Following Taylor Swift’s new album releases, a federal judge has ruled that Taylor Swift must face a jury over the lyrics (“playas, they gon’ play” and “haters, they gonna hate”) in her song “Shake It Off.”
The lawsuit was filed in 2017, claiming that Swift copied the lines “players gonna play” and “haters gonna hate” from a 2000 3LW song, “Playas Gon’ Play,” written by Sean Hall and Nathan Butler.
The lawsuit was dropped in 2018 by a judge who affirmed the lyrics “too banal” to be copyrighted. Hall and Butler petitioned the ruling, and a court annulled it in 2019, saying that their complaint “still plausibly alleged originality.”
The judge, Michael Fitzgerald, who originally dismissed the case, refuted Swift’s request to do so again Thursday.
Fitzgerald wrote in his ruling that though Swift’s team made “persuasive arguments” about how her 2014 hit song is different from “Playas Gon Play.”
He stated, “there is a possibility that there is still a genuine dispute as to the potential substantial similarity between the lyrics and their sequential structure.”
A date has not been set yet for the jury trial to start.
Representing the “Shake it Off” singer is Peter Anderson.
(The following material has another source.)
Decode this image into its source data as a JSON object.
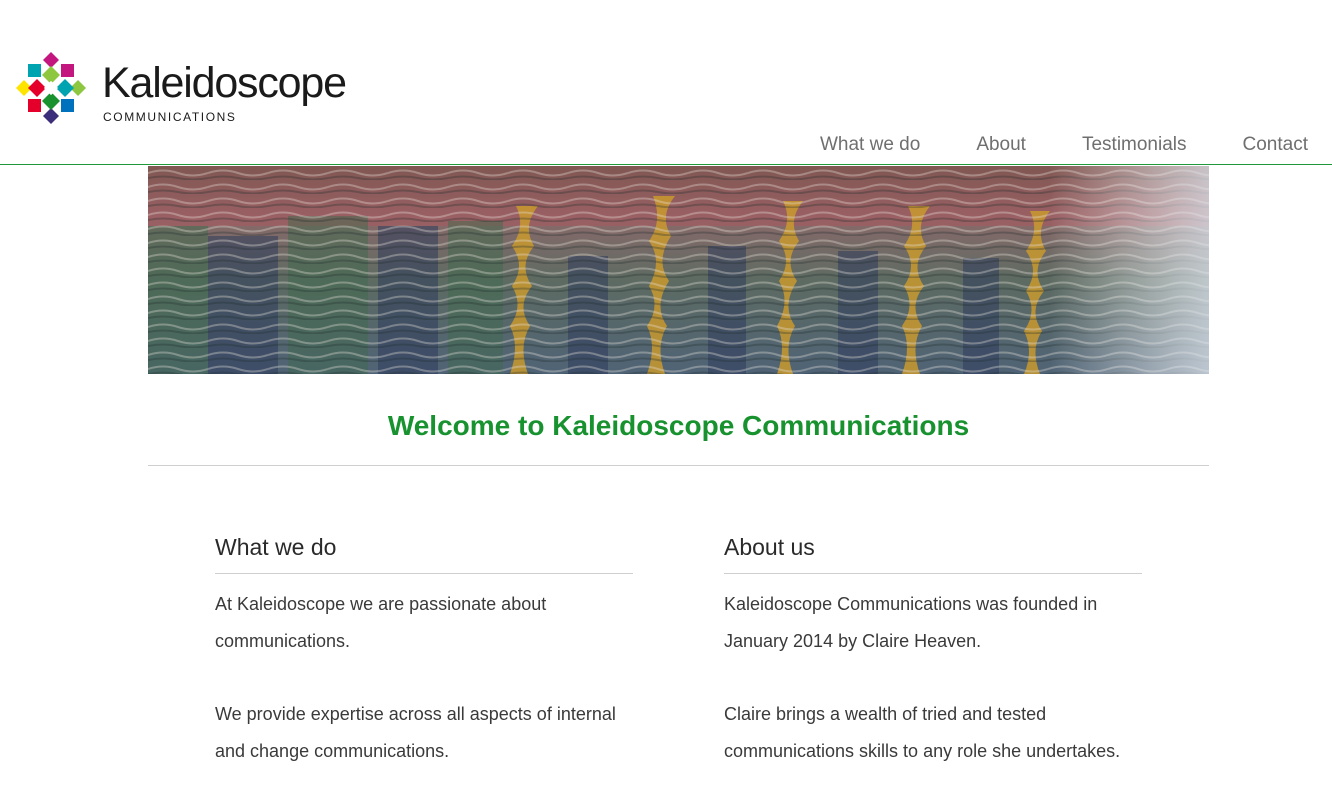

He gave no comment to the lawsuit. The singer’s spokesperson told the Guardian UK that the lawsuit “is not a crusade for all creatives, it is a crusade for Mr Hall’s bank account”.
Marina Bogorad, Hall and Butler’s attorney, told the News in a statement that they were “extremely satisfied” with the ruling.
This is not the first time the singer will be charged for plagiarism. In 2015, Taylor was sued for $42 million over the same song “Shake it Off” by Jesse Graham.
The case was later dismissed based on a new entry by the judge.